Outlander boss: Show not too girle
Published 01/08/2014 | 11:44
The executive producer of new fantasy sci fi show Outlander has admitted the show's first battle is to win over male viewers.
The series centres around Claire, a lovely British Army nurse on a second honeymoon in Scotland, who is mysteriously swept from 1945 back to 1743, and plopped into a strange and alien existence, including marriage to a dashing Scottish warrior.
The Starz show, filmed on location in Scotland, is produced by Ronald D Moore, a sci-fi maestro celebrated for his futuristic Battlestar Galactica, Star Trek: Deep Space Nine and Star Trek: The Next Generation.
Ronald admitted men may not instantly see the appeal of a romance-lead saga with a woman at its centre.
"Perceptions are hard to fight," he said. "This is the exact opposite challenge that we had on Battlestar Galactica on the Syfy channel: How do you get a woman to even look at this program? But once they did, women bought in, and loved it.
"Now we have the opposite challenge: Look, Outlander isn't chick-lit or a romance novel! This is really an adventure story. So, you try to get men to sample it in the same way."
Irish actress Caitriona Balfe stars as Claire, while Scottish-born actor Sam Heughan plays warrior, Jamie.
Ronald revealed: "I thought we would cast Claire first, and that Jamie would be the hardest part to cast.
"But Jamie was the first character cast in the entire piece. It happened so early it scared us, but once we saw Sam's tape, we said, 'Let's just grab him while we can.' And then it took forever to find Claire. We needed someone intelligent, funny, empathetic, capable; an actress who could sustain viewers' interest week after week.
"Then Caitriona sent her tape in, and word roared around the office: 'Yeah, that's it!' She was cast just days before she had to go to work!"
The TV show is adapted from Diana Gabaldon's hit novels, but Caitriona admitted she knew nothing about them before she got the role.
She revealed: "I wasn't aware when I got the job.
"But I had a funny moment when I went to my local bookstore in L.A. to buy a copy.
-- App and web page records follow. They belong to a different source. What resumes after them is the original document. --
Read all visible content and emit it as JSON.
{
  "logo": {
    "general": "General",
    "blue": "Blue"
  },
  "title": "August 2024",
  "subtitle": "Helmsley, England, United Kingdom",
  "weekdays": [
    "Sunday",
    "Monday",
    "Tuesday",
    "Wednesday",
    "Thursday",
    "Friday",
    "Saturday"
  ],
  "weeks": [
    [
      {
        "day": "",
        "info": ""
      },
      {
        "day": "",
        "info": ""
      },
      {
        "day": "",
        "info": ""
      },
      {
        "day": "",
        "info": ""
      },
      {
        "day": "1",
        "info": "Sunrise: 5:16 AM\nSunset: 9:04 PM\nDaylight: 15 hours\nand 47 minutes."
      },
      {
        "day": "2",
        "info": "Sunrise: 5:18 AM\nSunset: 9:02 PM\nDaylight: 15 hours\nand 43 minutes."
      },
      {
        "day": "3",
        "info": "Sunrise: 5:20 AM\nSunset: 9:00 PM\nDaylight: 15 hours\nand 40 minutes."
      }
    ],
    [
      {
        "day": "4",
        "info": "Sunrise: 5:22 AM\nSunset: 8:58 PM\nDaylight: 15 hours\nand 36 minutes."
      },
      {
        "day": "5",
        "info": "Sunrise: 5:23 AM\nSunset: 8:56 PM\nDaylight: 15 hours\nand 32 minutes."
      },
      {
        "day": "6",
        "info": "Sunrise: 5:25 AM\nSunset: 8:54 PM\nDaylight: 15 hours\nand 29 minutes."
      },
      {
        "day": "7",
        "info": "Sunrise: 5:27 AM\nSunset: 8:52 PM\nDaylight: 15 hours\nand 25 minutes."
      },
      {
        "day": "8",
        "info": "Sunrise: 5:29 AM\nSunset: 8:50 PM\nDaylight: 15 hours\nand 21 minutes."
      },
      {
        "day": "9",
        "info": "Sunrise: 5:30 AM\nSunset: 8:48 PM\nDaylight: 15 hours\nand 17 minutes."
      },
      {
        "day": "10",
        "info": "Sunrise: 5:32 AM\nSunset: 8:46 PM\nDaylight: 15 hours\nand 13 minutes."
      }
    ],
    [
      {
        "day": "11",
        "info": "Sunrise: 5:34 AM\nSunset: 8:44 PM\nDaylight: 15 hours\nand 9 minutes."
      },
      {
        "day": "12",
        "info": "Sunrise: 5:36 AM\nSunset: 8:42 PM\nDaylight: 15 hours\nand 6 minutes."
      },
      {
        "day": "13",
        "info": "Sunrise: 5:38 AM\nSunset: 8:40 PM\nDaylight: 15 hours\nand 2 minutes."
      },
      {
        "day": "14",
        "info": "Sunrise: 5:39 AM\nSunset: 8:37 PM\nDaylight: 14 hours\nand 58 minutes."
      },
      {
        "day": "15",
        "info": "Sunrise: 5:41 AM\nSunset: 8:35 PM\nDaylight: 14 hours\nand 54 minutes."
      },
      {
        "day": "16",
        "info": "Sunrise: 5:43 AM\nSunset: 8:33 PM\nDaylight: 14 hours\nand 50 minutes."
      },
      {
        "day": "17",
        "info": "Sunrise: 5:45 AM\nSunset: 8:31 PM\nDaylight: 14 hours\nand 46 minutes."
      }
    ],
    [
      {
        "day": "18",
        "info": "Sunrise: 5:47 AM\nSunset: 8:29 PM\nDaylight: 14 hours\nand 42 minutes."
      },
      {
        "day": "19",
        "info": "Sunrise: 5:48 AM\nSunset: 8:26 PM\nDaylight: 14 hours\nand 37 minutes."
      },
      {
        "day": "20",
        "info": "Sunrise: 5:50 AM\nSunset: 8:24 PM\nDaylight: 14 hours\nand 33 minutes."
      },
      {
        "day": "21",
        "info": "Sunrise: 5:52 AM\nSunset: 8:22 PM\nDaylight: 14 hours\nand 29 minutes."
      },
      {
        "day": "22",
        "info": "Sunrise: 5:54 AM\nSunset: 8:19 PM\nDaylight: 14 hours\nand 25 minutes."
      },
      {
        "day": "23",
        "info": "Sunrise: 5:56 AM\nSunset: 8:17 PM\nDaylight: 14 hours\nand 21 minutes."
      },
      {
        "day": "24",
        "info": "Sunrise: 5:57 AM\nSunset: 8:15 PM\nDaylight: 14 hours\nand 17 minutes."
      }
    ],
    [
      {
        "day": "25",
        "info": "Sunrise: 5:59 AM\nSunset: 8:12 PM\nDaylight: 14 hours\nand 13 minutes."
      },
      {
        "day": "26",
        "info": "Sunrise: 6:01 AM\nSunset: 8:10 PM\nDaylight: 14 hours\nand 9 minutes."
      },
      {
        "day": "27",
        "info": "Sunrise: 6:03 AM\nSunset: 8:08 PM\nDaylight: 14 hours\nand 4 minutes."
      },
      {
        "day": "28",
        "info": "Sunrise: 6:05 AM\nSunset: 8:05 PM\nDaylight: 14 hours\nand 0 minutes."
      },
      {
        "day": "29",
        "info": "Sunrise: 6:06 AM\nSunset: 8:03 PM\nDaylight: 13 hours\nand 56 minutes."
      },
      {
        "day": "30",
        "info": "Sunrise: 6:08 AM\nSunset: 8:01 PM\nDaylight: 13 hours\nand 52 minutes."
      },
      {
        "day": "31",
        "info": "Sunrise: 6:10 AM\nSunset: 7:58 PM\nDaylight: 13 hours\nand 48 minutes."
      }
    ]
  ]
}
When I was paying for it, the clerk said, 'You know, they're making a TV series out of that. Ronald D Moore is going to executive produce it. I wrote my thesis about him in college.' I thought, 'Ahhh, this is a good omen!'"